A Channel Members .50 Cal “Poor Boy”
For the last year, I have tapped into the resource of these older experienced gentlemen – many being part of the AMM (American Mountain Men). I have read, searched, read some more, and sold some high end rifles in order to set forth on this journey. We shoot monthly, meet monthly, and the group could not be more humble and welcoming to young newcomers. Saturating this new found hobby, is history, a mandatory exposure to history. Also surrounding this hobby are tasks like, making your own powder horn should you desire, or hunting pouch. You can get in as deep as you like. It is not as high speed as pretending you are on SEAL team 6 and running round screaming hut hut hut; however with it comes a peace and solitude, a welcome vacation from the world of modern tactical tupperware and flashy, “You are not cool unless you buy this!” advertising. In place of one ups and topper stories, egos and compensations you will find hot kettles of pork and beans over a campfire next to pots of boiling cowboy coffee on the second Saturday of every month regardless of weather, where men of all walks gather, some in historic attire, others in a Filson vest and Carhartts, to walk through the woods, laugh, and throw out some lead and smoke. There is always enough food, and a welcoming smile. This is a muzzleloaders club.
I still enjoy employing my modern firearms for work, as they are a necessary tool. Ever notice how various Athletes choose to play golf as way to relax – even though golf is, well a sport? This is like that – it is golf for shooters. Traditional muzzleloading is a vacation from the norm a reprieve from modern chaos. I invite you to try it. Sell one of your 10 AR variants, one of your zombie apocalypse helmets, a chest rig you don’t use and give this a try.
Already, friends, some of whom are highly experienced, skilled tactical operators are expressing serious interest in attending the shoots, acquiring a rifle and joining me as I pursue a pure and natural return to the roots of our ancestors – to the last time a rock was incorporated into our weapon system platforms. Ssh don’t tell the gun bunnies we don’t want them here, we’re all married anyway.
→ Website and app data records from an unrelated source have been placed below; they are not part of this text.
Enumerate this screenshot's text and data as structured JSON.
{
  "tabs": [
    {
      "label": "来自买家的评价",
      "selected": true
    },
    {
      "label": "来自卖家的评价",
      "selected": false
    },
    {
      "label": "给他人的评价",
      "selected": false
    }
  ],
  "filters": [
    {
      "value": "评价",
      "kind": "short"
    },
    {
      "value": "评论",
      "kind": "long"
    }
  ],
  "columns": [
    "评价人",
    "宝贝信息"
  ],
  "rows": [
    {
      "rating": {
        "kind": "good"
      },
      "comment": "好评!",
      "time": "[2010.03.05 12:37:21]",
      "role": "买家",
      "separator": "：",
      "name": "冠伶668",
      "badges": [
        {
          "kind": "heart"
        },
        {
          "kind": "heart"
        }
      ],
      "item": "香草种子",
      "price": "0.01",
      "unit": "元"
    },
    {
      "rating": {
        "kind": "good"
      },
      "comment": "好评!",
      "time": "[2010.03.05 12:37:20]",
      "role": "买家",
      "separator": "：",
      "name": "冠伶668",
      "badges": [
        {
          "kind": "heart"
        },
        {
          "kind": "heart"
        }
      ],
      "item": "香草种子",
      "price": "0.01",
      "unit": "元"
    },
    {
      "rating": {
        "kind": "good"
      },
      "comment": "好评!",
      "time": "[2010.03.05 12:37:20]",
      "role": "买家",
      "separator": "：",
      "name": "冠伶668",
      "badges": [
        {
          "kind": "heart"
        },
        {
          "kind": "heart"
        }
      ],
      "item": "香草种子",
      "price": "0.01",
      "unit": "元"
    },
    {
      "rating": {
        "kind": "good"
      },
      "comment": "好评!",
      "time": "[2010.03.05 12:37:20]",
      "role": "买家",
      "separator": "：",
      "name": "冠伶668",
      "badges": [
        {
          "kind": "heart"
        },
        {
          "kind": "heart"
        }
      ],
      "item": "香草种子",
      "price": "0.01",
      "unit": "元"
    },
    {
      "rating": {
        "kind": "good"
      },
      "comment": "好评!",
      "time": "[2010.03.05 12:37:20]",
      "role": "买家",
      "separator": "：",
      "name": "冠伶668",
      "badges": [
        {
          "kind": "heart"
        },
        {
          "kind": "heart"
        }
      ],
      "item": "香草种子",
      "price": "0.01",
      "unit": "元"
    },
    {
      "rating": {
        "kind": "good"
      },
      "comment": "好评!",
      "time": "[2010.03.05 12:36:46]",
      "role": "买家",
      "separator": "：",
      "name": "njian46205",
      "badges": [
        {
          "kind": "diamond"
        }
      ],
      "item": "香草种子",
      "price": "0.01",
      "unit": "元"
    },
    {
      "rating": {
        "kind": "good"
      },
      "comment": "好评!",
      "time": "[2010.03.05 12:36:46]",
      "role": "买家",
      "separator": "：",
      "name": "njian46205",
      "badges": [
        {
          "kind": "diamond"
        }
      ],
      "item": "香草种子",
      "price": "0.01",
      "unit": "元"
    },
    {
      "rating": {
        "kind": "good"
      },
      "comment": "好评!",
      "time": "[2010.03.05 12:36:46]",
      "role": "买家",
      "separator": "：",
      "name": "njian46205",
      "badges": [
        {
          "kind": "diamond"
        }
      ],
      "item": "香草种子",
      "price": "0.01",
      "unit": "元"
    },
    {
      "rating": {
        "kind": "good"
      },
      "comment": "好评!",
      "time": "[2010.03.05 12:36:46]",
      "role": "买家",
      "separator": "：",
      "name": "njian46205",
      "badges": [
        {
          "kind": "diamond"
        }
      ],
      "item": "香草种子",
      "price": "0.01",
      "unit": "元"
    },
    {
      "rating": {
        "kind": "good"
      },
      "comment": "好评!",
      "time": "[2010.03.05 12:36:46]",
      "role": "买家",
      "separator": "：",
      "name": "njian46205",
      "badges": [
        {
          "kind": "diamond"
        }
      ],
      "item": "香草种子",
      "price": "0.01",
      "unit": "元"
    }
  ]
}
First Video Is the Day It Happened: (Select HD highest definition and enlarge screen)